The Elms Colliery, (Middle Engine Pit), one of the most complete examples of an 18th-century English colliery, has been designated a Scheduled Ancient Monument and is included on English Heritage's "at risk" register. The coal mines prompted glass manufacturer John Robert Lucas to set up a factory in 1788. It became the fourth largest of its kind in the UK and, although the works closed in 1873, "Nailsea" glass is still sought after by collectors around the world. The glass works' site has been covered by a supermarket car park but there's a statue of a glassblower nearby. Stancombe Quarry in Backwell was opened in 1952 and still produces limestone today, mainly for road building.
There are more than 90 listed buildings in the area, including the Grade I 15th-century Nailsea Court and Holy Trinity Church, while Grade II listings include former pit engine houses, a couple of mile posts and the remains of a cross in Holy Trinity churchyard.
Tickenham, Nailsea and Kenn Moors is a 129.4 hectare Site of Special Scientific Interest. The Bucklands Pool/Backwell Lake Nature Reserve, was constructed as a balancing pond in the mid 1970s, and has since become home to wildfowl, dragonflies and it's important to bats. Backwell Playing Fields are on land given by local benefactor Theodore Robinson for the benefit of the residents in 1929. They include tennis courts and a bowling green.
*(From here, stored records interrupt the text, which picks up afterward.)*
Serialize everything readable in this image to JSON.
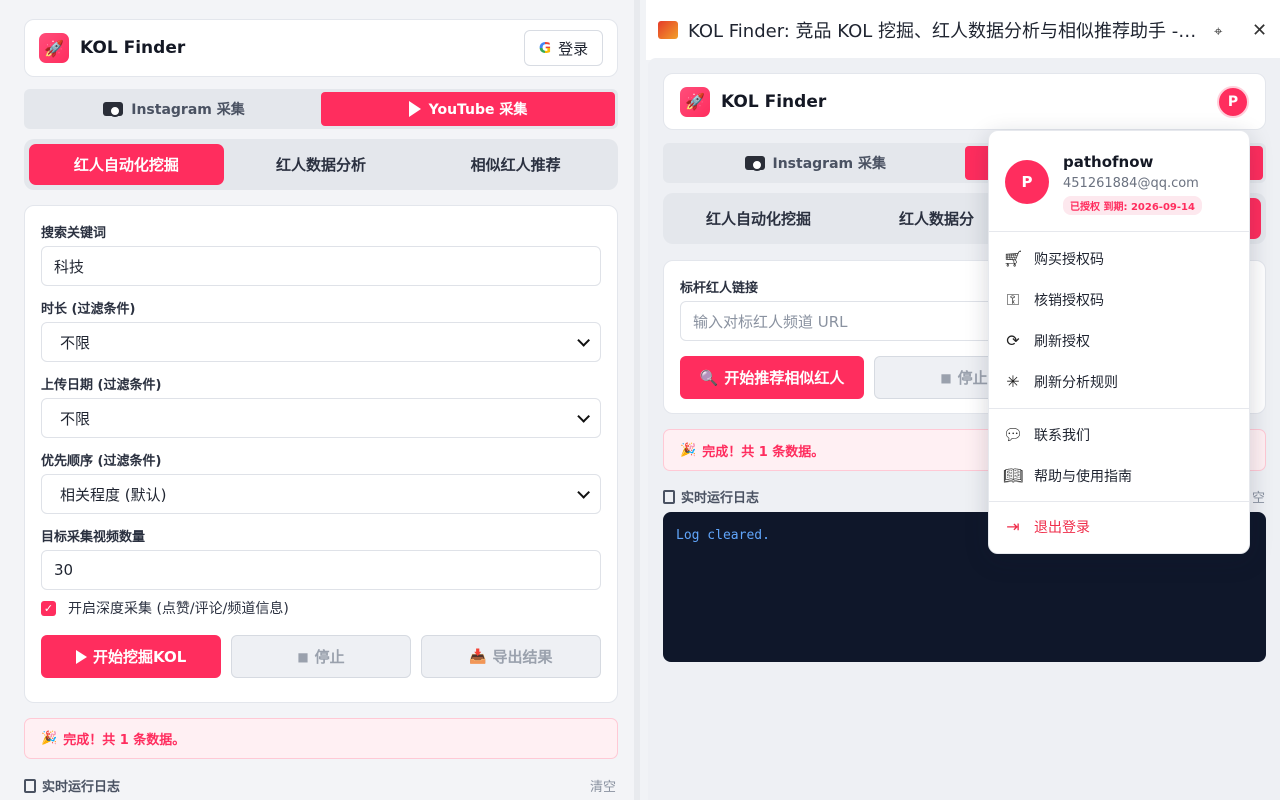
{
  "left": {
    "app_name": "KOL Finder",
    "login_label": "登录",
    "platform_tabs": [
      {
        "label": "Instagram 采集"
      },
      {
        "label": "YouTube 采集"
      }
    ],
    "feature_tabs": [
      {
        "label": "红人自动化挖掘"
      },
      {
        "label": "红人数据分析"
      },
      {
        "label": "相似红人推荐"
      }
    ],
    "form": {
      "keyword_label": "搜索关键词",
      "keyword_value": "科技",
      "duration_label": "时长 (过滤条件)",
      "duration_value": "不限",
      "upload_label": "上传日期 (过滤条件)",
      "upload_value": "不限",
      "priority_label": "优先顺序 (过滤条件)",
      "priority_value": "相关程度 (默认)",
      "count_label": "目标采集视频数量",
      "count_value": "30",
      "deep_label": "开启深度采集 (点赞/评论/频道信息)",
      "start_label": "开始挖掘KOL",
      "stop_label": "停止",
      "export_label": "导出结果"
    },
    "status_text": "完成！共 1 条数据。",
    "log_title": "实时运行日志",
    "clear_label": "清空"
  },
  "right": {
    "window_title": "KOL Finder: 竞品 KOL 挖掘、红人数据分析与相似推荐助手 - pa...",
    "app_name": "KOL Finder",
    "avatar_letter": "P",
    "platform_tabs": [
      {
        "label": "Instagram 采集"
      }
    ],
    "feature_tabs": [
      {
        "label": "红人自动化挖掘"
      },
      {
        "label": "红人数据分"
      }
    ],
    "form": {
      "link_label": "标杆红人链接",
      "link_placeholder": "输入对标红人频道 URL",
      "start_label": "开始推荐相似红人",
      "stop_label": "停止"
    },
    "status_text": "完成！共 1 条数据。",
    "log_title": "实时运行日志",
    "log_text": "Log cleared.",
    "clear_label_partial": "空"
  },
  "menu": {
    "username": "pathofnow",
    "email": "451261884@qq.com",
    "badge": "已授权 到期: 2026-09-14",
    "avatar_letter": "P",
    "items": [
      {
        "label": "购买授权码",
        "icon": "cart-icon"
      },
      {
        "label": "核销授权码",
        "icon": "key-icon"
      },
      {
        "label": "刷新授权",
        "icon": "refresh-icon"
      },
      {
        "label": "刷新分析规则",
        "icon": "loader-icon"
      }
    ],
    "items2": [
      {
        "label": "联系我们",
        "icon": "chat-icon"
      },
      {
        "label": "帮助与使用指南",
        "icon": "book-icon"
      }
    ],
    "logout": {
      "label": "退出登录",
      "icon": "logout-icon"
    }
  },
  "colors": {
    "accent": "#ff2d5e",
    "log_bg": "#0f172a",
    "log_text": "#60a5fa"
  }
}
Business and employment
Service industries are the principle employers these days, though Nailsea has two large industrial and business estates and three supermarkets. Coate's cider factory was first opened in 1788 and was bought by Showerings of Shepton Mallet in 1956. The brand was merged with Gaymers and absorbed by Matthew Clark Brands. Prior to Coates, there was Heath Brewery, owned by the Thatcher family, which was behind the Friendship Inn.
Culture and community
Nailsea has several pubs and a small nightclub, plus youth clubs, scouts, sports teams, theatre, musical and orchestral groups.
There are children's play areas, a skate park and small areas of green land in the town's housing estates.
Nailsea and Backwell share a railway station linking London and Exeter, while Bristol Airport via the A38 is close by at Lulsgate. There are also good road links to Clevedon and the M5, to Bristol via the A370.
One of Nailsea's best known celebrities was folk singer Adge Cutler, whose backing band were The Wurzels. He worked at the Coates cider factory and The Wurzels' album Live at the Royal Oak was recorded at the pub of the same name on the High Street. Cutler is buried in Christ Church graveyard. First-class cricketer Mervyn Kitchen was born in Nailsea in 1940. He topped the county averages in 1966 and 1968 and went on to umpire iInternational matches before retiring in 2005. Another Somerset cricketer, Stephen Newton, was also born in Nailsea in 1853. Gymnast Charles Sederman, who competed in the 1908 Olympics, was born in Nailsea in 1881.
For more about the locality, see www.nailseapeople.co.uk